Extracted material:

/---

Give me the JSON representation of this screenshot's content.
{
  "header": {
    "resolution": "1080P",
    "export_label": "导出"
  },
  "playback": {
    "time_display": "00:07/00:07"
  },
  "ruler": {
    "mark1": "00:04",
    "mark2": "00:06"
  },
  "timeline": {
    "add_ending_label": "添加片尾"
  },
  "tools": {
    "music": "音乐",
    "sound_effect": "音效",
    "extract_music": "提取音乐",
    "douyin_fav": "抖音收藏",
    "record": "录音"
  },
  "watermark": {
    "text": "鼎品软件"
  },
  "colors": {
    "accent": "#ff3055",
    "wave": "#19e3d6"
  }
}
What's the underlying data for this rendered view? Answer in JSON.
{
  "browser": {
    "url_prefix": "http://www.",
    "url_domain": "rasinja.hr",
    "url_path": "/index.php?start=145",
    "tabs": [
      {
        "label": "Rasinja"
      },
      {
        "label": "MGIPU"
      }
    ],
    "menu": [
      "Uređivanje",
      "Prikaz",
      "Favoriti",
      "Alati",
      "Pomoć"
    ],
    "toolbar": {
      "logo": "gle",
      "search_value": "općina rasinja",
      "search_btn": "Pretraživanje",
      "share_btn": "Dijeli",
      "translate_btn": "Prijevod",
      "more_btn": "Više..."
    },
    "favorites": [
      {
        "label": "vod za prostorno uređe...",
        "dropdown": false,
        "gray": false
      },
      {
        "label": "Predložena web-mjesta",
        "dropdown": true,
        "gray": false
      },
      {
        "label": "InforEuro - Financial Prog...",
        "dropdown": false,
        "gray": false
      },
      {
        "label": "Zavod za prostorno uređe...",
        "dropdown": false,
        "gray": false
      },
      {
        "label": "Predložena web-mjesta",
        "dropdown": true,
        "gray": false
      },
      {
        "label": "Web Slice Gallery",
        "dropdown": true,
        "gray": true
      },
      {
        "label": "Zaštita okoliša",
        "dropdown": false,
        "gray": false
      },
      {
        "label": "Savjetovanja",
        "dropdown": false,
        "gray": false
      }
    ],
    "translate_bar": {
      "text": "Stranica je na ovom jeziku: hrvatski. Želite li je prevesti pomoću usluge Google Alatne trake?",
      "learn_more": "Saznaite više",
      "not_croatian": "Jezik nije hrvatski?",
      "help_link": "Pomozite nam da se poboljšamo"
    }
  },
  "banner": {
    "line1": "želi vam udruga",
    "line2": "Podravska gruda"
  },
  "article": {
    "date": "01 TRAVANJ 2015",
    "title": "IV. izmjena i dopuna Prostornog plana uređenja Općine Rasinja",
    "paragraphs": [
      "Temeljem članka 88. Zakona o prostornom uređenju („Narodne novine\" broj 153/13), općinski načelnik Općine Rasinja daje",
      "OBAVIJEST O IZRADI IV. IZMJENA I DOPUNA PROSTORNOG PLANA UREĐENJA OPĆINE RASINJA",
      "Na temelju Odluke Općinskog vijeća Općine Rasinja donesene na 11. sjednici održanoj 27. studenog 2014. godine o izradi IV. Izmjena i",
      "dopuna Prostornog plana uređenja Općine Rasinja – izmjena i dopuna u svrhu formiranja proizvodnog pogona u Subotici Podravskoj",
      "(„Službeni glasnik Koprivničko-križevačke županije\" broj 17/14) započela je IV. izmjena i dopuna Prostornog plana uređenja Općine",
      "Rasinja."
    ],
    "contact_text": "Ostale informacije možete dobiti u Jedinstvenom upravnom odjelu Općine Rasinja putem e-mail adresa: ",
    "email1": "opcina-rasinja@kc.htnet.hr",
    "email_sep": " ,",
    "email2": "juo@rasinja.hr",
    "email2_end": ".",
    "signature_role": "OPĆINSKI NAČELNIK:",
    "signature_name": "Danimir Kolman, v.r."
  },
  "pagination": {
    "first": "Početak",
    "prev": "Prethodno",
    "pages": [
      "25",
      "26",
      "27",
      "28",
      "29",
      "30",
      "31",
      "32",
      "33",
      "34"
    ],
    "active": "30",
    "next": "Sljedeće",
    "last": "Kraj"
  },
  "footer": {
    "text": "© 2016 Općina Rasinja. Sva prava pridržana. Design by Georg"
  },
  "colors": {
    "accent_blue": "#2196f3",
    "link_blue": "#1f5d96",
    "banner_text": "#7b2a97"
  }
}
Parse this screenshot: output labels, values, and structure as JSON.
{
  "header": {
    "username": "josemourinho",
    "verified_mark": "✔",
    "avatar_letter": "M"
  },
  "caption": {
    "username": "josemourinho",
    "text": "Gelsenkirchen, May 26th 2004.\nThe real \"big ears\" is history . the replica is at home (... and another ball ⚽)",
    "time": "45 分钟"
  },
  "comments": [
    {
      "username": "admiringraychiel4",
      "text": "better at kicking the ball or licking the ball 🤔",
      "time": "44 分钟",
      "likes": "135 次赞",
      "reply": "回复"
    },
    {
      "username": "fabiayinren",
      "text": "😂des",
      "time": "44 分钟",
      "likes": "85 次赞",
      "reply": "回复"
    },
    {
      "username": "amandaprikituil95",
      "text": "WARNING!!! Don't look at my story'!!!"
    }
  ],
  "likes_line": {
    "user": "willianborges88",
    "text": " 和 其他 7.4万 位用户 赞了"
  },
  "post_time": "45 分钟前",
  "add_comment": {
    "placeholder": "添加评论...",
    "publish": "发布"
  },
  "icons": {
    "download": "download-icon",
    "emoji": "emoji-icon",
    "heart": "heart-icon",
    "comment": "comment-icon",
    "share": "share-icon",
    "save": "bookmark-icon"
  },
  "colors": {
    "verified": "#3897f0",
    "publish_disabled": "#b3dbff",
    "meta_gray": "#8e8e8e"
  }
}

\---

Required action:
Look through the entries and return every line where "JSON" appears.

Response to this task:
Give me the JSON representation of this screenshot's content.
What's the underlying data for this rendered view? Answer in JSON.
Parse this screenshot: output labels, values, and structure as JSON.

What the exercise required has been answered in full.